Queen Elizabeth I Jigsaw Puzzle
Dimensions: Assembled size: 435 x 600mm, Bag size: 300 x 130mm approx.
Warning: Not suitable for children under 3 years
Shipping: United Kingdom
Royal Mail Standard (not tracked) 3 - 5 working days from £2.95
Royal Mail Signed for (tracked) 3 - 5 working days £4.95
DHL Courier 2 - 3 working days £9.95
Free UK Shipping on orders over £60
Shipping: International (10-14 working days)
Royal Mail International Europe - from £3.50
Royal Mail International Rest of the World - from £5.00
DHL Courier Europe Shipping - from £20.00
DHL Courier Rest of the World and USA - from £25.00
Shipping costs calculated at checkout.
Ordering to the EU:
Please click here for more information about how EU orders are processed and shipped including IOSS.
Please note that international customs duties and sales taxes may apply to some orders outside the UK, and that the customer is liable for these charges.
Further information on shipping rates, returns and damages can be found here
Teemill Shipping charges: UK Mainland - £4.00 Europe - £6.00 International (ROW) - £7.00
Teemill shipping rates are charged separately to National Portrait Gallery shipping charges. Please note that both shipping charges may apply in some cases due to items being shipped from different locations.
Covid-19: See our COVID-19 Prevention Policy page.
More about this portrait:
Queen Elizabeth I ('The Ditchley portrait')
by Marcus Gheeraerts the Younger
oil on canvas, circa 1592
95 in. x 60 in. (2413 mm x 1524 mm)
Known as the 'Ditchley Portrait', this painting was produced for Sir Henry Lee who had been the Queen's Champion from 1559-90. It probably commemorates an elaborate symbolic entertainment which Lee organised for the Queen in September 1592, and which may have been held in the grounds of Lee's house at Ditchley, near Oxford, or at the nearby palace at Woodstock.. After his retirement in 1590 Lee lived at Ditchley with his mistress Anne Vavasour.

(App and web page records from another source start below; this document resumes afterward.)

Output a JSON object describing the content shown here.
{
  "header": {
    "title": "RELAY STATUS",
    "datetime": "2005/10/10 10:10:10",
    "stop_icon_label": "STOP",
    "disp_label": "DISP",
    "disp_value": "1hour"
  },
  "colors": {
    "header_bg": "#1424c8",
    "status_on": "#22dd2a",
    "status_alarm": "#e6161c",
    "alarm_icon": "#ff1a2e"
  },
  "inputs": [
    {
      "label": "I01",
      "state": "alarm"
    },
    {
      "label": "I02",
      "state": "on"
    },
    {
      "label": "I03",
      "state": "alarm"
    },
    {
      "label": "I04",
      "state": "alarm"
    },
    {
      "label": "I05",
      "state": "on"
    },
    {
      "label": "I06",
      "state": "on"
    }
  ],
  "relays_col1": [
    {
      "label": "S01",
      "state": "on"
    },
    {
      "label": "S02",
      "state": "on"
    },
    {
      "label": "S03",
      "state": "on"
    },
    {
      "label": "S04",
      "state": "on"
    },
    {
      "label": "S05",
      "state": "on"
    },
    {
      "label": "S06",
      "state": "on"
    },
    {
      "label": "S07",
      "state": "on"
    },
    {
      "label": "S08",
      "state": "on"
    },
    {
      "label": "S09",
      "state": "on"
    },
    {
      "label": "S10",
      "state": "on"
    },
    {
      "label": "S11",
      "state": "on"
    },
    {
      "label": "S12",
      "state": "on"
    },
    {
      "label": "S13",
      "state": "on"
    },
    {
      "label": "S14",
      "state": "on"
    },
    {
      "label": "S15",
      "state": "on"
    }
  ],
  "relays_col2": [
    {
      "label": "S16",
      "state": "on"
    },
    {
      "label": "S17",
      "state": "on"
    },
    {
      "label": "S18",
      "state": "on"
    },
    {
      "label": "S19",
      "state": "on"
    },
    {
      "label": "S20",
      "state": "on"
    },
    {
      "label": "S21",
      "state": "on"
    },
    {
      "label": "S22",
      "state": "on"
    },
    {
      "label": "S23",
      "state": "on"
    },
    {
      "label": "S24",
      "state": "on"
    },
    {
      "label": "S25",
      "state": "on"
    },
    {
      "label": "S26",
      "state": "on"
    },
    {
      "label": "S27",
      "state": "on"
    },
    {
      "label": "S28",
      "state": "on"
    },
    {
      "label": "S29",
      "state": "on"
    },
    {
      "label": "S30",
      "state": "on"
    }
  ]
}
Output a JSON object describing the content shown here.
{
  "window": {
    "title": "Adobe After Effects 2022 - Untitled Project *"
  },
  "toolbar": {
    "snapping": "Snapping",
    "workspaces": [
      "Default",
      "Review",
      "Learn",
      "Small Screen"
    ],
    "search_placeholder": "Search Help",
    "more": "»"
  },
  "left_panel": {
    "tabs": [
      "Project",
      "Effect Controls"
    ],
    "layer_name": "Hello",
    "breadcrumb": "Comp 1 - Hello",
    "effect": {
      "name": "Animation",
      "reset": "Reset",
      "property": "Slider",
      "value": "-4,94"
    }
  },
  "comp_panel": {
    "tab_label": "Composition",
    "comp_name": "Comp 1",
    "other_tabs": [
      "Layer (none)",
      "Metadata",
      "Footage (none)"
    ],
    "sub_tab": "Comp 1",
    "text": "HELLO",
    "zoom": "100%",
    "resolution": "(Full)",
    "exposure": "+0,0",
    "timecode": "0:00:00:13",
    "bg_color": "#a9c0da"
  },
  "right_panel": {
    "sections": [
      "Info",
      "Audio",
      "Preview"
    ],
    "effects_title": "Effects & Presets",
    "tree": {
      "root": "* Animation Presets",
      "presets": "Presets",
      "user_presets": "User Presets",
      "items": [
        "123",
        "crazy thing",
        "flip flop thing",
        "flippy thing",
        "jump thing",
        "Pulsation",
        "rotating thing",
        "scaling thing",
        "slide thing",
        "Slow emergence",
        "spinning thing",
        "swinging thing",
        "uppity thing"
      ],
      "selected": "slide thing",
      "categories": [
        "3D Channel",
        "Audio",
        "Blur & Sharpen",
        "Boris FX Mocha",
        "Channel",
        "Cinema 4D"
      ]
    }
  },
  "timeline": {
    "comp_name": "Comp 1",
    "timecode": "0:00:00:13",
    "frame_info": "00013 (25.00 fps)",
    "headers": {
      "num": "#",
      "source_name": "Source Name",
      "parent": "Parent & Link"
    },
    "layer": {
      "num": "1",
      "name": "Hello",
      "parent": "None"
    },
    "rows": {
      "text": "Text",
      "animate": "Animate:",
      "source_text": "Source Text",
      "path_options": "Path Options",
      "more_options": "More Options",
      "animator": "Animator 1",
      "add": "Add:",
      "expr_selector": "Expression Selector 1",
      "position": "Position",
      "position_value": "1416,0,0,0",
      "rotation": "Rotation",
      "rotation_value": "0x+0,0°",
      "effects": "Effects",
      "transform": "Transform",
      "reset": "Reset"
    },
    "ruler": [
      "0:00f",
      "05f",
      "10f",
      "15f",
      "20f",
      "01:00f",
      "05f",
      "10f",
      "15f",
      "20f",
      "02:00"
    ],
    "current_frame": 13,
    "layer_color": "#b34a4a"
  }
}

The entertainment marked the Queen's forgiveness of Lee for becoming a 'stranger lady's thrall'. The portrait shows Elizabeth standing on the globe of the world, with her feet on Oxfordshire. The stormy sky, the clouds parting to reveal sunshine, and the inscriptions on the painting, make it plain that the portrait's symbolic theme is forgiveness. The three fragmentary Latin inscriptions can be interpreted as: (left) 'She gives and does not expect'; (right) 'She can but does not take revenge', and (bottom right) 'In giving back she increases (?)'. The sonnet (right), perhaps composed by Lee, though fragmentary, can mostly be reconstructed. Its subject is the sun, symbol of the monarch.